Having said that, Dunn argued this circumstance is diverse. When the Supreme Courtroom ruled on Perry’s circumstance, it concluded that the Texas Constitution neither imposes “any restriction on veto dependent on the motive for the veto,” nor does it “allow any other substantive constraints to be positioned on the use of a veto.”
Dunn stated in that scenario, the district attorney could not prosecute the governor for issuing a veto due to the fact undertaking so would allow the judicial branch to infringe upon the independent electricity of the government branch to physical exercise a veto. Dunn said the lawmakers in this scenario are arguing the same factor — that 1 of the co-equal branches is infringing on another.
Abbott’s spokesperson declined to comment but referred The Texas Tribune to a statement issued very last thirty day period.
“The governor’s veto electricity is granted by the Texas Constitution,” Abbott’s press secretary Renae Eze reported in a June 25 statement. “This is not the very first time, and without doubt will not be the previous time, that a governor vetoes funding for authorities positions and salaries. Any limitation on that authority specifically contradicts the Constitution and many years of vetoes by governors.”
Abbott at first justified his veto in a Tweet indicating, “No pay for those who abandon their responsibilities.” Having said that, his observe-up statement from his workplace, and court docket filings from the legal professional general’s workplace, seem to acknowledge that lawmakers would be paid out irrespective of his veto, as it is assured in the Constitution.
“The Democrats’ promises about the governor’s veto ‘cancelling’ the legislative department are misleading and misguided. The Constitution shields the legislative department, and as the Democrats properly know, their positions, their powers and their salaries are shielded by the Structure. They can keep on to legislate inspite of the veto,” Eze mentioned.
Separation of powers is baked into the point out constitution, Rottinghaus explained. If Abbott’s veto is upheld, it could throw off the equilibrium wholly.
Charles Rhodes, a Texas constitutional regulation professor at South Texas College or university of Legislation Houston, agreed.
“Using the line-item veto power as a sword to make the other branches yield to his will, which is heading to entirely upset the first foundations of the quite stringent separation-of-electrical power plan that the founding fathers of the Texas Structure of 1876 envisioned,” Rhodes explained.
If the veto is considered legitimate, then it will probable induce long-lasting alter to the power buildings in Texas, he claimed.
“Sometimes, Texas is referred to as a weak-governor condition,” Rhodes said. “But if the governor can start off leveraging vetoes to manage legislation and to handle the courts, then our governor just grew to become one particular of the most powerful gubernatorial officers of any state.”

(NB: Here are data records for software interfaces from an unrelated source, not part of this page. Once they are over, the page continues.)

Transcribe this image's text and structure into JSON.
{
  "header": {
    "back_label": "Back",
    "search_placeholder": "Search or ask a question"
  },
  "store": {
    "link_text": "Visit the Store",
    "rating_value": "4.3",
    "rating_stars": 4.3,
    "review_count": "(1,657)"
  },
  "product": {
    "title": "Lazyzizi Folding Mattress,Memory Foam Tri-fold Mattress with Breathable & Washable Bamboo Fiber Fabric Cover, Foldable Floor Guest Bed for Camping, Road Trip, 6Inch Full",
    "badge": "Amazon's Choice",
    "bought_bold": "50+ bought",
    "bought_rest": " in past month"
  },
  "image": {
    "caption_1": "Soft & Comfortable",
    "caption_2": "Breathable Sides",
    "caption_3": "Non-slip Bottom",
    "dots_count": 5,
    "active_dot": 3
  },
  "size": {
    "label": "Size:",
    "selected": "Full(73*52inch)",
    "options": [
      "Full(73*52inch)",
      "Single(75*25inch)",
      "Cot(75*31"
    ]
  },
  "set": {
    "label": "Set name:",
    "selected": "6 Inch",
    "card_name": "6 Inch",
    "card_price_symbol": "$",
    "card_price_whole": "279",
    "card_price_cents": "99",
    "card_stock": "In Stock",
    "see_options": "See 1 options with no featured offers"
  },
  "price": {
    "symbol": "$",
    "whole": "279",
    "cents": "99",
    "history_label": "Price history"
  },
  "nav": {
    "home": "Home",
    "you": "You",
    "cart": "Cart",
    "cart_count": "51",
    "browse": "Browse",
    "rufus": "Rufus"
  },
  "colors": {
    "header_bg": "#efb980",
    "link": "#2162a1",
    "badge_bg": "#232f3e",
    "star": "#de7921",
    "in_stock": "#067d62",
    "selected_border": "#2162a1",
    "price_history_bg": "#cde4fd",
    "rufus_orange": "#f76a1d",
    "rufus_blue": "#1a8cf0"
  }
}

Disclosure: The College of Houston and the University of Texas at Austin have been monetary supporters of The Texas Tribune, a nonprofit, nonpartisan news business that is funded in component by donations from users, foundations and company sponsors. Financial supporters enjoy no purpose in the Tribune’s journalism. Locate a finish listing of them listed here.